- _Activity_:
Determine how many lines in the records include "Device". Write the number and nothing more.

- _Provided data_:

• • • •

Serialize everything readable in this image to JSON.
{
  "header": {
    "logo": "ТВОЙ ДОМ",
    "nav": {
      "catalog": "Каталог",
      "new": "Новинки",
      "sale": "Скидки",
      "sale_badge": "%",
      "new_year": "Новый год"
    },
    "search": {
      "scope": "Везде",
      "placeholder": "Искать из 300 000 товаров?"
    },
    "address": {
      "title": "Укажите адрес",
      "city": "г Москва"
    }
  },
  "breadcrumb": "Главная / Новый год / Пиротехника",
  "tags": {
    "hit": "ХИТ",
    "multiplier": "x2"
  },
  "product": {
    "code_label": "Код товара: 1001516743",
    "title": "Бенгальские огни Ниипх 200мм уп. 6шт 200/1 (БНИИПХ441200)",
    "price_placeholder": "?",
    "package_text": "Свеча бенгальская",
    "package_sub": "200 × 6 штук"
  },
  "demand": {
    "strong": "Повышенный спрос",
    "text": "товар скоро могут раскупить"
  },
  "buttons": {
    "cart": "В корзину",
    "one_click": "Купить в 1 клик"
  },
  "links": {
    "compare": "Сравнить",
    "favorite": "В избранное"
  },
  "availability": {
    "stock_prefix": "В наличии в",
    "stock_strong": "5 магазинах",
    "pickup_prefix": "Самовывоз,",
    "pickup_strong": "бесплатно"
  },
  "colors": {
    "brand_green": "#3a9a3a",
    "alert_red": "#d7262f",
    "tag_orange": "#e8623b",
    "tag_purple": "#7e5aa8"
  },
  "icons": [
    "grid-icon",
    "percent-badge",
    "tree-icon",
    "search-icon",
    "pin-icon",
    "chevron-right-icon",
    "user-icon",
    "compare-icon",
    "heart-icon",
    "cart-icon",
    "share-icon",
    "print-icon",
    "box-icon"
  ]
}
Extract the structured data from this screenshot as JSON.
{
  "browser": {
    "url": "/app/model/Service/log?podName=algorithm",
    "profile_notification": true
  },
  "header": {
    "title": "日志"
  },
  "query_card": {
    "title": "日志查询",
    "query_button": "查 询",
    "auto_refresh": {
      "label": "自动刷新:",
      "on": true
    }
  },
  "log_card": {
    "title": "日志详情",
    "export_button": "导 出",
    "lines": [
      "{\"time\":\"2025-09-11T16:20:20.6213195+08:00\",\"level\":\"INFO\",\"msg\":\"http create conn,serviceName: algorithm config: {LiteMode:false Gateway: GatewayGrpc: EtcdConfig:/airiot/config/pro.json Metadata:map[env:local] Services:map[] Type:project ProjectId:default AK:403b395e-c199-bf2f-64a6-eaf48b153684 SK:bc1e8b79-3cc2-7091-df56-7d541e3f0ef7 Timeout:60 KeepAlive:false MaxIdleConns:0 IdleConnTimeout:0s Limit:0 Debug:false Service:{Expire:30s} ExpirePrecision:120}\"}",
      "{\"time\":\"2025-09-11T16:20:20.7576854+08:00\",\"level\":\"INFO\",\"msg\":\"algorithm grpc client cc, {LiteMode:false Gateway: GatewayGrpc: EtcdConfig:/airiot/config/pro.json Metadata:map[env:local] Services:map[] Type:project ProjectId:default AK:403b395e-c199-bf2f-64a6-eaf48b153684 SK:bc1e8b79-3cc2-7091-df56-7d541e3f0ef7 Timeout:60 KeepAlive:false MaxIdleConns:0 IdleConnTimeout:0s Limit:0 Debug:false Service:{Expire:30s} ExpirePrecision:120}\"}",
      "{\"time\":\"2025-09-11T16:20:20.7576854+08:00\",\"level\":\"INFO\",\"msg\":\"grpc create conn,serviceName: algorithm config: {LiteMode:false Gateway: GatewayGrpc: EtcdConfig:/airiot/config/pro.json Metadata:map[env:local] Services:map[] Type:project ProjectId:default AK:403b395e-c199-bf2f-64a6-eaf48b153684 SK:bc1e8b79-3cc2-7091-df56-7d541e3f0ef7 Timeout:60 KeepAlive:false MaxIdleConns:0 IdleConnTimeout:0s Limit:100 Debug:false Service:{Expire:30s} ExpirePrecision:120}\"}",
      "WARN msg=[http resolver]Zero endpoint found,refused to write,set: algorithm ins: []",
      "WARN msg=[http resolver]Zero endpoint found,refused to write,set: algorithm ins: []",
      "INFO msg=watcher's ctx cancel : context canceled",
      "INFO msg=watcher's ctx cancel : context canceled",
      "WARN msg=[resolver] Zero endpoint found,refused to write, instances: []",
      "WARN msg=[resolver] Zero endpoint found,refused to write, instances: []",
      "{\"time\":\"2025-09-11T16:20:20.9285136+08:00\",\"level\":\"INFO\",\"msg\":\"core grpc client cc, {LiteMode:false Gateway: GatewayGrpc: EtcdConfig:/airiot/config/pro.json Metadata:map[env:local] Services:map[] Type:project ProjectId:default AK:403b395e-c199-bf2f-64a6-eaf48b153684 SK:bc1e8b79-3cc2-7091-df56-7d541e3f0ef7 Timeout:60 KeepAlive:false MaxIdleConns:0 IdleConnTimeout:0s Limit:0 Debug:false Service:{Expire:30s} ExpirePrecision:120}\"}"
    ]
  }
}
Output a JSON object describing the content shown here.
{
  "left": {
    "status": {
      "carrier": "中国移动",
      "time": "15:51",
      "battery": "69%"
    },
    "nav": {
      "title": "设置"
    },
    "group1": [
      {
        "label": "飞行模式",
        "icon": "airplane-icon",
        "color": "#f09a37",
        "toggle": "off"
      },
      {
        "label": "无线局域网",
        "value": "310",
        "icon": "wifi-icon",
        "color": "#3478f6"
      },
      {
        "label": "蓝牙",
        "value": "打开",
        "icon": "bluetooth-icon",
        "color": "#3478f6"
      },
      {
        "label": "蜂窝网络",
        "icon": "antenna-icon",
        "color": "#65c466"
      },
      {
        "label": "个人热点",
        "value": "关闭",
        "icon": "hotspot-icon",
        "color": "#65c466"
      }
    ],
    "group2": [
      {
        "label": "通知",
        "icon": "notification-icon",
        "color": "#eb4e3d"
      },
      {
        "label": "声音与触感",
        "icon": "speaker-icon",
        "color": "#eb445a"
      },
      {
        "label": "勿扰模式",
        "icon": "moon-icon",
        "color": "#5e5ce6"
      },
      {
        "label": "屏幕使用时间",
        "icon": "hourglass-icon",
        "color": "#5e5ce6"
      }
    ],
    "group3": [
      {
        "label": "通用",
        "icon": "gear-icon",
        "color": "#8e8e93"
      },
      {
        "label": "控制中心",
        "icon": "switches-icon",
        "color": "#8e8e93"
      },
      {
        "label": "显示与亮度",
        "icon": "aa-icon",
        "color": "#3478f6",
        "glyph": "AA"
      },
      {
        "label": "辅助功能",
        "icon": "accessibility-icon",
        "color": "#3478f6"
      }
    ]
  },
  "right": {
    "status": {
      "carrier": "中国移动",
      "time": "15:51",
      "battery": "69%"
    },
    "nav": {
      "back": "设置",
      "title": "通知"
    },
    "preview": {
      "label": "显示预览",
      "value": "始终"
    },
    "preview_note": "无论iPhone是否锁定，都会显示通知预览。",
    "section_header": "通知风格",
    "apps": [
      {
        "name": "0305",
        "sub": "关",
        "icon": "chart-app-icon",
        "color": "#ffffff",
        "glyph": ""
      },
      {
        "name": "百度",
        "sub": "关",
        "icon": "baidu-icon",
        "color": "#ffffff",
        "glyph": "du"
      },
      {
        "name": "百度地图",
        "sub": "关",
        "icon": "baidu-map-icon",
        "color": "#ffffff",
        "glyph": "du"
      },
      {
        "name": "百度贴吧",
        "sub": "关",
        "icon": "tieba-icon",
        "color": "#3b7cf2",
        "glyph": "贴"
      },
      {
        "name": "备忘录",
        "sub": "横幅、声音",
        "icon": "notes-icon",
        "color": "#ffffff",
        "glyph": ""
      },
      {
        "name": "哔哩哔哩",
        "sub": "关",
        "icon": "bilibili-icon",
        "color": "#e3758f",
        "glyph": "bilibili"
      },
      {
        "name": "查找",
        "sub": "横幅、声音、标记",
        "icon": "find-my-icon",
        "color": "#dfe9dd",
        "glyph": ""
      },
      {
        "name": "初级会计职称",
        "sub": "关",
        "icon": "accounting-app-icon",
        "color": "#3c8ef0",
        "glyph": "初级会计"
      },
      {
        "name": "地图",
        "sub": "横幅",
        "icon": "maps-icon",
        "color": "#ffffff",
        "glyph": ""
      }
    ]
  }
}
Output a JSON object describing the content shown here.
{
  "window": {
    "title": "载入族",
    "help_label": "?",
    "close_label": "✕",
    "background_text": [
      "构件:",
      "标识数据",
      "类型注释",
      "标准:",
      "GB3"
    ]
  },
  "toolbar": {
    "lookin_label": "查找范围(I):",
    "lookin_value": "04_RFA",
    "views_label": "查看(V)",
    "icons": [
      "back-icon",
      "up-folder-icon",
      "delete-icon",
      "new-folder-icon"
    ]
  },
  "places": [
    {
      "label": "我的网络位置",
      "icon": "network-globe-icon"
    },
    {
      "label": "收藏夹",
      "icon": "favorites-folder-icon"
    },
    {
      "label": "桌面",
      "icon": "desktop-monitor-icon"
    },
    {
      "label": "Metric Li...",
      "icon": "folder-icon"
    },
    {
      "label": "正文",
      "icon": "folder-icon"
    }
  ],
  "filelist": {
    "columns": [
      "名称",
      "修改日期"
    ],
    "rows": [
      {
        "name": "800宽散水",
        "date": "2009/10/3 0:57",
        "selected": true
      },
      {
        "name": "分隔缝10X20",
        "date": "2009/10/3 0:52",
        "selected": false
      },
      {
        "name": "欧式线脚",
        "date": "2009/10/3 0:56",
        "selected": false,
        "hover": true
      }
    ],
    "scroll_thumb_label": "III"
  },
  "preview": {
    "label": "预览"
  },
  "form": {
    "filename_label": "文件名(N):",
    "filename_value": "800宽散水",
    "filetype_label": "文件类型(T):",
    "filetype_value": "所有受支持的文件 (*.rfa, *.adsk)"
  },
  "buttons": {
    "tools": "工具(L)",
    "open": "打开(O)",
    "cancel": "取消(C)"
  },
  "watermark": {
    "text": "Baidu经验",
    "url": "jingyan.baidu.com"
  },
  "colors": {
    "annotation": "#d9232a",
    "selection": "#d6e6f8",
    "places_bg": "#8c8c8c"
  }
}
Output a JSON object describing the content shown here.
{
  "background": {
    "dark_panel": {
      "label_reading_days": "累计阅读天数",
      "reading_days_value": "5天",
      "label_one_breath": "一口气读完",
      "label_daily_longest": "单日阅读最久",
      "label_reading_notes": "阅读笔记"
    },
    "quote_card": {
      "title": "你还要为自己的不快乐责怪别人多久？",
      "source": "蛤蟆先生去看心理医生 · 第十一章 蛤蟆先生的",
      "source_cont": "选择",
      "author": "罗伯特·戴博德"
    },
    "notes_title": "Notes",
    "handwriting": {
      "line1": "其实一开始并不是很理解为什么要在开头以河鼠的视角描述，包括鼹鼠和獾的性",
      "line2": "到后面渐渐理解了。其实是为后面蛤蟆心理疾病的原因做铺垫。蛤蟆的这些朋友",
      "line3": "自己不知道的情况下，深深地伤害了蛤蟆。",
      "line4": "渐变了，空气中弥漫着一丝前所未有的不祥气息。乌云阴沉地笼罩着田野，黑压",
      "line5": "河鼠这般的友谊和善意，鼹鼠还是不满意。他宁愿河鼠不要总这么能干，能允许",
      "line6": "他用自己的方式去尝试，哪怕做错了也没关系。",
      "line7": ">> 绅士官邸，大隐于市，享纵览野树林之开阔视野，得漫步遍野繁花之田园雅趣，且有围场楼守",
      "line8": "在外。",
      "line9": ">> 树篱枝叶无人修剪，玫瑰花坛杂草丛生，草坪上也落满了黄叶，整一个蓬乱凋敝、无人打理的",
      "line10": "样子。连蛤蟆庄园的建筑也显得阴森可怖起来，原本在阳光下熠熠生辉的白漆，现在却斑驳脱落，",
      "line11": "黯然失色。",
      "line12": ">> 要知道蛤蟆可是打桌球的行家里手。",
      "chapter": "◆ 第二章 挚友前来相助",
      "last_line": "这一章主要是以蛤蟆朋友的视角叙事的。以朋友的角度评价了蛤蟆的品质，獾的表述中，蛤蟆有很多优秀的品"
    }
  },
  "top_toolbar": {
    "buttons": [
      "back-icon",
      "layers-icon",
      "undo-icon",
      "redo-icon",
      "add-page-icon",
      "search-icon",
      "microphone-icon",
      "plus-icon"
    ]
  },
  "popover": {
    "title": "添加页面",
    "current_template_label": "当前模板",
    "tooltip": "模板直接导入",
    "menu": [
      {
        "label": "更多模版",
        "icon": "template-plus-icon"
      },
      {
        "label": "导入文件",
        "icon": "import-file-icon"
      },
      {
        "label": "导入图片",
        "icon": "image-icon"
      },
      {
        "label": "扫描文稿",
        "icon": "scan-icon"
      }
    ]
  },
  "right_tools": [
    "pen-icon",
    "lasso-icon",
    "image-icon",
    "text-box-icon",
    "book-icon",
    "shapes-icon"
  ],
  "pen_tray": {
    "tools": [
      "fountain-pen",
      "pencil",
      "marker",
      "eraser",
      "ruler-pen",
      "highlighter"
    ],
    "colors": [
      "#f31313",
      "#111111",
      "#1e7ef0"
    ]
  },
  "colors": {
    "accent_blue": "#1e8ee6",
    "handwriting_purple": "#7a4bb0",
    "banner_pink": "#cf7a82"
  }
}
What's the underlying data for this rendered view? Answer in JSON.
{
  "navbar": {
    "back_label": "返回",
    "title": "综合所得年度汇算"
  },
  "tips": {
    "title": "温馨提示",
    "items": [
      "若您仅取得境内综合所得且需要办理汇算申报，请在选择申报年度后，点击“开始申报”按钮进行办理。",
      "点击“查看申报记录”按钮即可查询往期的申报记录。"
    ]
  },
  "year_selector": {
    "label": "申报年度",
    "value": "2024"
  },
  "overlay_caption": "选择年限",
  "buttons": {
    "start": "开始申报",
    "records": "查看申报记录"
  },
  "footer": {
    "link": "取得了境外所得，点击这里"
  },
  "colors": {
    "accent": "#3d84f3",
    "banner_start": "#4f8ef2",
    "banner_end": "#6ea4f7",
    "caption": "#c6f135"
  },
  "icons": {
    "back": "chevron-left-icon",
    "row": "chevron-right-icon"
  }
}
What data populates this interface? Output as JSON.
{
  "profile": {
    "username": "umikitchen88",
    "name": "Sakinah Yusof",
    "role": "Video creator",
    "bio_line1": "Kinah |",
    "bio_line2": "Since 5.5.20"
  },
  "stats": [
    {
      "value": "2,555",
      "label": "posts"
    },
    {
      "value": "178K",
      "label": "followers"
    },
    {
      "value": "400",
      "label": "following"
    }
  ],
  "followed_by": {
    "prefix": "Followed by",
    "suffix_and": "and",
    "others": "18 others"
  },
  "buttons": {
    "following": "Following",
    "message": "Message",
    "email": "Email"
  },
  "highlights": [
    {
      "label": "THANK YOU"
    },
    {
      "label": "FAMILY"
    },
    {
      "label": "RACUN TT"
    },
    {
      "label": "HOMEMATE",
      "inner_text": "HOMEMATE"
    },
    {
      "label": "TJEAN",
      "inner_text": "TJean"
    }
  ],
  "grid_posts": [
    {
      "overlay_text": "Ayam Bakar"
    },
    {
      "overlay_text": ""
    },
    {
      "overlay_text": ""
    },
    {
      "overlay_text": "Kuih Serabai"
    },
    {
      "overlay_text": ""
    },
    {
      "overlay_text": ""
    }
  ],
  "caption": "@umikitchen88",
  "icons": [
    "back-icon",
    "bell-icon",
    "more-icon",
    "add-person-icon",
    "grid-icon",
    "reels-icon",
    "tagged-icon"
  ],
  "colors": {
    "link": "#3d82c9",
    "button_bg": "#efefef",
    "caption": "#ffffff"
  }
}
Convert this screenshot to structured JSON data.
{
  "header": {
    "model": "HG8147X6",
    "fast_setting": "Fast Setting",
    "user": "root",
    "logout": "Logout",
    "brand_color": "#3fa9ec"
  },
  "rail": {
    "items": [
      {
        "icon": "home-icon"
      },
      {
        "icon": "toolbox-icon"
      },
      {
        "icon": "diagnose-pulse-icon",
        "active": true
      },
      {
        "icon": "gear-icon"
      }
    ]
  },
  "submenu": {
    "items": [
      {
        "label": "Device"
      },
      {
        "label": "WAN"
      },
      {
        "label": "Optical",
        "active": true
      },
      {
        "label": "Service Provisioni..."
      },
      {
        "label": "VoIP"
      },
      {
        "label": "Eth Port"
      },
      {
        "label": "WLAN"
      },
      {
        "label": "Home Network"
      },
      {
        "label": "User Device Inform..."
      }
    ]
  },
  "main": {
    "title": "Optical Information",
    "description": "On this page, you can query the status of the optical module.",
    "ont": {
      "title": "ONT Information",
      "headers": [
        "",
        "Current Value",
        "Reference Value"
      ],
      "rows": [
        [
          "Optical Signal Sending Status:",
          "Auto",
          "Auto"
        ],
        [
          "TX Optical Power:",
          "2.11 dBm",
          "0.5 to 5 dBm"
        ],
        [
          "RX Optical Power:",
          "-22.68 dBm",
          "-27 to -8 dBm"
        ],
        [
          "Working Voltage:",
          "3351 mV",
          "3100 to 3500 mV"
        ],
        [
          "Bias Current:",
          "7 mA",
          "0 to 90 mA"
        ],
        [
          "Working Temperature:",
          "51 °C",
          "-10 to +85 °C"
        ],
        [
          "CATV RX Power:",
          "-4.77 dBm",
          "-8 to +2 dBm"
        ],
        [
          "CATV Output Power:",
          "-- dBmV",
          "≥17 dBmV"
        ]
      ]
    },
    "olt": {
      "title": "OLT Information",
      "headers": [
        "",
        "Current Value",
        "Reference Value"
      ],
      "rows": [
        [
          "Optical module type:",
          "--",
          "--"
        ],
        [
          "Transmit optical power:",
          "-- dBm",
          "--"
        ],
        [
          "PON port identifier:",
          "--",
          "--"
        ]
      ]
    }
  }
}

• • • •

- _Reply to the exercise_:
2